We also have the new rail linking Addis Ababa in Ethiopia to Djibouti. There are also various other initiatives in East Africa, linking the ports of East Africa with the landlocked countries of Uganda, Rwanda, Burundi and Zambia, to name but a few. China is playing an active role in these many projects. Projects seem to be dependent on DFI funding, either through concessionaire loans or outright grants, and/or PPP agreements. According to some commentators, the vast majority of projects in East Africa are constructed mainly by international entities, with only Rwandan and Ethiopian firms noted as local key stakeholders.


In Southern Africa, the port of Walvis Bay is getting a new container terminal and an oil jetty, both being built by a Chinese company, i.e. the China Harbour Engineering Company (CHEC). Expected to be completed by the end of 2018, the port project lies at the heart of Namibia’s ambition to become a logistic hub in the southern African region. The project will more than double the throughput capacity of the port’s container terminals to 750,000 TEUs per year. It will also add the first government-controlled oil storage facility in Namibia and a cruise jetty to boost tourism to the country. Upgrading the key port is significant to the entire SADC region, as it will boost imports and exports of mineral-rich landlocked nations like Zimbabwe and Botswana that are using the port as access, and in the meantime increase Namibia’s appeal to global investors. The port construction will spur upgrading of nearby roads and railways as well, fuelling Namibia’s infrastructure boom that hopefully will create employment.[8]
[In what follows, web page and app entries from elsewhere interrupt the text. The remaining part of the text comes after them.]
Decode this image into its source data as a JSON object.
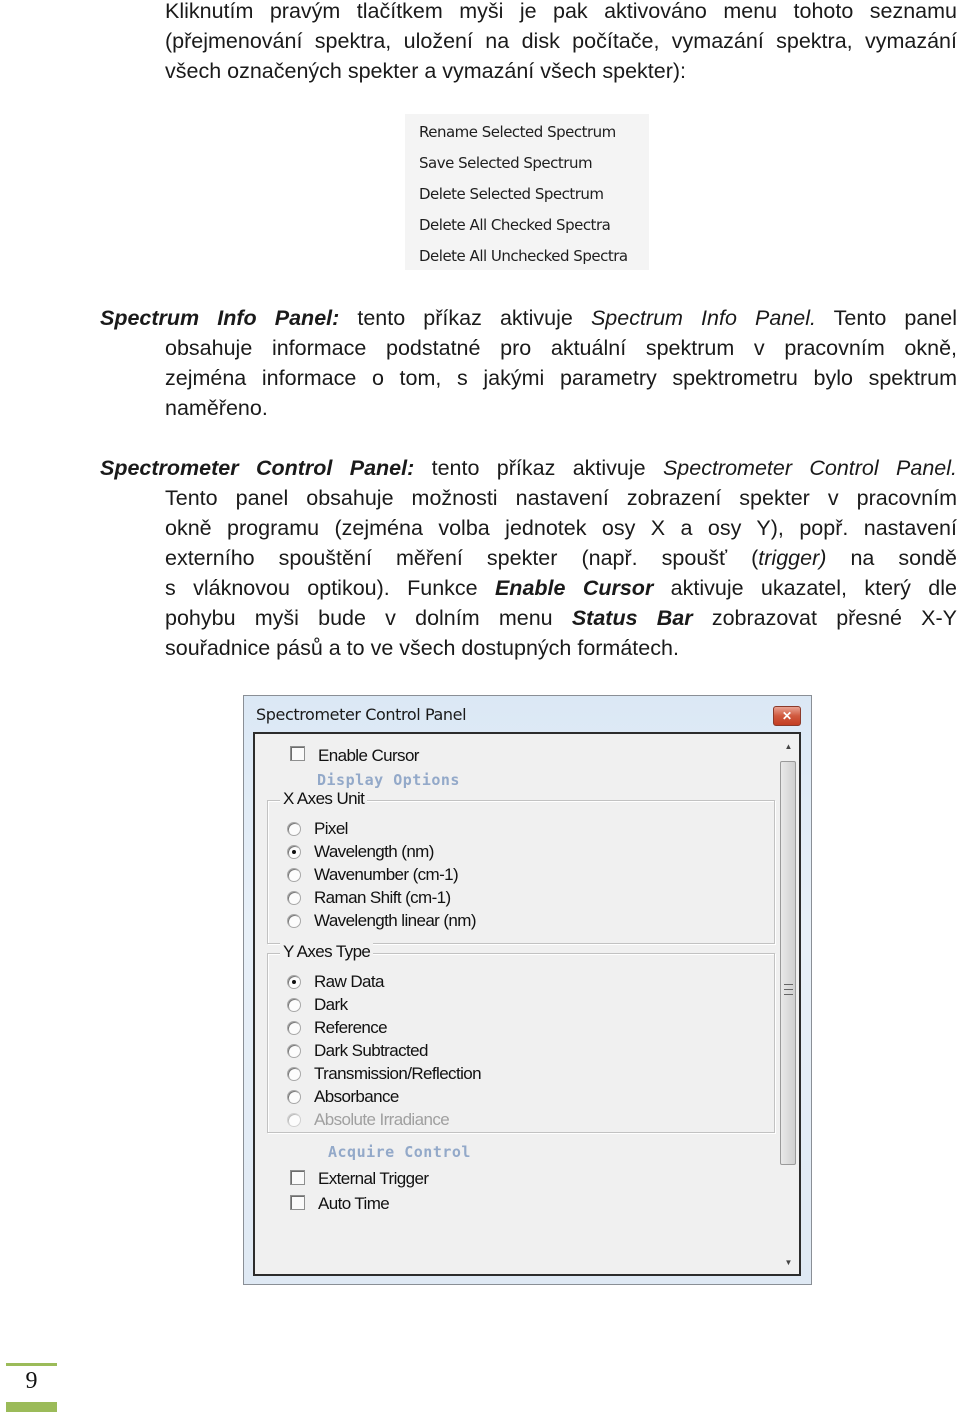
{
  "intro": {
    "lines": [
      "Kliknutím pravým tlačítkem myši je pak aktivováno menu tohoto seznamu",
      "(přejmenování spektra, uložení na disk počítače, vymazání spektra, vymazání",
      "všech označených spekter a vymazání všech spekter):"
    ]
  },
  "context_menu": {
    "items": [
      "Rename Selected Spectrum",
      "Save Selected Spectrum",
      "Delete Selected Spectrum",
      "Delete All Checked Spectra",
      "Delete All Unchecked Spectra"
    ]
  },
  "spectrum_info": {
    "term": "Spectrum Info Panel:",
    "line1_a": " tento příkaz aktivuje ",
    "line1_italic": "Spectrum Info Panel.",
    "line1_b": " Tento panel",
    "line2": "obsahuje informace podstatné pro aktuální spektrum v pracovním okně,",
    "line3": "zejména informace o tom, s jakými parametry spektrometru bylo spektrum",
    "line4": "naměřeno."
  },
  "spectrometer_control": {
    "term": "Spectrometer Control Panel:",
    "line1_a": " tento příkaz aktivuje ",
    "line1_italic": "Spectrometer Control Panel.",
    "line2": "Tento panel obsahuje možnosti nastavení zobrazení spekter v pracovním",
    "line3": "okně programu (zejména volba jednotek osy X a osy Y), popř. nastavení",
    "line4_a": "externího spouštění měření spekter (např. spoušť (",
    "line4_italic": "trigger)",
    "line4_b": " na sondě",
    "line5_a": "s vláknovou optikou). Funkce ",
    "line5_bold": "Enable Cursor",
    "line5_b": " aktivuje ukazatel, který dle",
    "line6_a": "pohybu myši bude v dolním menu ",
    "line6_bold": "Status Bar",
    "line6_b": " zobrazovat přesné X-Y",
    "line7": "souřadnice pásů a to ve všech dostupných formátech."
  },
  "dialog": {
    "title": "Spectrometer Control Panel",
    "close_glyph": "✕",
    "enable_cursor": {
      "label": "Enable Cursor",
      "checked": false
    },
    "display_options_label": "Display Options",
    "x_axes": {
      "legend": "X Axes Unit",
      "options": [
        {
          "label": "Pixel",
          "selected": false
        },
        {
          "label": "Wavelength (nm)",
          "selected": true
        },
        {
          "label": "Wavenumber (cm-1)",
          "selected": false
        },
        {
          "label": "Raman Shift (cm-1)",
          "selected": false
        },
        {
          "label": "Wavelength linear (nm)",
          "selected": false
        }
      ]
    },
    "y_axes": {
      "legend": "Y Axes Type",
      "options": [
        {
          "label": "Raw Data",
          "selected": true
        },
        {
          "label": "Dark",
          "selected": false
        },
        {
          "label": "Reference",
          "selected": false
        },
        {
          "label": "Dark Subtracted",
          "selected": false
        },
        {
          "label": "Transmission/Reflection",
          "selected": false
        },
        {
          "label": "Absorbance",
          "selected": false
        },
        {
          "label": "Absolute Irradiance",
          "selected": false,
          "disabled": true
        }
      ]
    },
    "acquire_control_label": "Acquire Control",
    "external_trigger": {
      "label": "External Trigger",
      "checked": false
    },
    "auto_time": {
      "label": "Auto Time",
      "checked": false
    },
    "scroll_up_glyph": "▲",
    "scroll_down_glyph": "▼"
  },
  "footer": {
    "page_number": "9",
    "accent_color": "#9bbb59"
  }
}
Walvis Bay is an excellent harbour and has the potential to serve as an entrepôt for various landlocked countries in Southern Africa. The route to Walvis Bay via Botswana is a safe and secure route, with very little security challenges sometimes seen in Mozambique. It also provides the likes of Botswana, Zambia and Zimbabwe with alternatives, which reduces their vulnerability to being beholden to South Africa and Mozambique for their imports and exports.


From an energy infrastructure perspective, Zambia and Russia signed the Engineering, Procurement and Construction Contract, which will establish the Centre for Nuclear Sciences and Technology (CNST). This could improve Zambia’s economy because of the benefits derived from the establishment of the Centre. The Centre will be used for peaceful purposes such as boosting the energy, health and agriculture sectors. The contract will hopefully translate into Zambia having sufficient cheaper energy, which provides Zambia with the potential to grow its GDP through industrialisation.[9]
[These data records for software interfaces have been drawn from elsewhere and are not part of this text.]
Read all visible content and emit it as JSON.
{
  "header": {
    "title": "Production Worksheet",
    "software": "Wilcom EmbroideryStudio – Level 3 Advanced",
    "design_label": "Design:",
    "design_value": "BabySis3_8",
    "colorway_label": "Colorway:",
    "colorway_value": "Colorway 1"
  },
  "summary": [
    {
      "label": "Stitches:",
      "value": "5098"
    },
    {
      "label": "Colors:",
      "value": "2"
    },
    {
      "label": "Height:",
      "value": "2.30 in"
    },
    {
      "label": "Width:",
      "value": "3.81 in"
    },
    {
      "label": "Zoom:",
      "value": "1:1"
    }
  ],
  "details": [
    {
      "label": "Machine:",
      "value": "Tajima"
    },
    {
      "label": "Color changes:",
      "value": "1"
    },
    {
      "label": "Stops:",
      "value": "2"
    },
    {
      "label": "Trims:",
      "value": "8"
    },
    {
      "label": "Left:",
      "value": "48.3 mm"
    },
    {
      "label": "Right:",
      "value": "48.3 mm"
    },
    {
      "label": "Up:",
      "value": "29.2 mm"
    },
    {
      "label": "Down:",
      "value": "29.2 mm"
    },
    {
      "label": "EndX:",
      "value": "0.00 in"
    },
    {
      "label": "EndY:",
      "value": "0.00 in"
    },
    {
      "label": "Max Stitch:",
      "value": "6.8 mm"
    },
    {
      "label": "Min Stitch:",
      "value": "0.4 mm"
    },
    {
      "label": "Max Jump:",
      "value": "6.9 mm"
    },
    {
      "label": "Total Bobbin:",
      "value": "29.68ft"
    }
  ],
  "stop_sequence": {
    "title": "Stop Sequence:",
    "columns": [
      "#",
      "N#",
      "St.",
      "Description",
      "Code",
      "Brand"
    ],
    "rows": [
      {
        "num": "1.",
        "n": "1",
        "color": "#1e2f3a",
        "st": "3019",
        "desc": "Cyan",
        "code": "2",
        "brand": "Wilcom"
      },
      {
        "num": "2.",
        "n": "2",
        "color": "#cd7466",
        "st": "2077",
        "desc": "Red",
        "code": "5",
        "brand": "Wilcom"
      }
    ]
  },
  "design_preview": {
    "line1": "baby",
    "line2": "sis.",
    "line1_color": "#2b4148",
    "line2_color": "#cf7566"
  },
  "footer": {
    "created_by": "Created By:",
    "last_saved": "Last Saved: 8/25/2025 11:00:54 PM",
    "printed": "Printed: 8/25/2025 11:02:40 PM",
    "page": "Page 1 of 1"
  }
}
Russia has been actively marketing its provision of nuclear energy to African countries. Here we see Zambia as the target of this drive. However, Zambia is by no means the only African country targeted. We have also seen Angola, South Africa and Sudan, as well as Ethiopia as potential clients. Discussions apparently also took place with the governments of Ghana, Nigeria and Tanzania. The reality is that while countries do need a stable source for its base load energy provision, coal seems to be the cheapest source. However, its contribution to global warming is making it increasingly unpopular as a source of energy. Benefits for Zambia, in addition to the provision of sufficient energy, include the creation of highly skilled employment opportunities. For Africa to industrialise in a meaningful manner, it does need a stable source of low cost energy. Renewable energy currently does not seem to be considered as a stable source of base load energy.

The above are by no means an exhaustive list of the infrastructure development projects that were implemented during 2018. Numerous renewable energy projects were announced as well, as was discussed under the Renewable Energy heading.

The author, Johan Burger, is the director of the NTU-SBF Centre for African Studies, a trilateral platform for government, business and academia to promote knowledge and expertise on Africa, established by Nanyang Technological University and the Singapore Business Federation. Johan can be reached at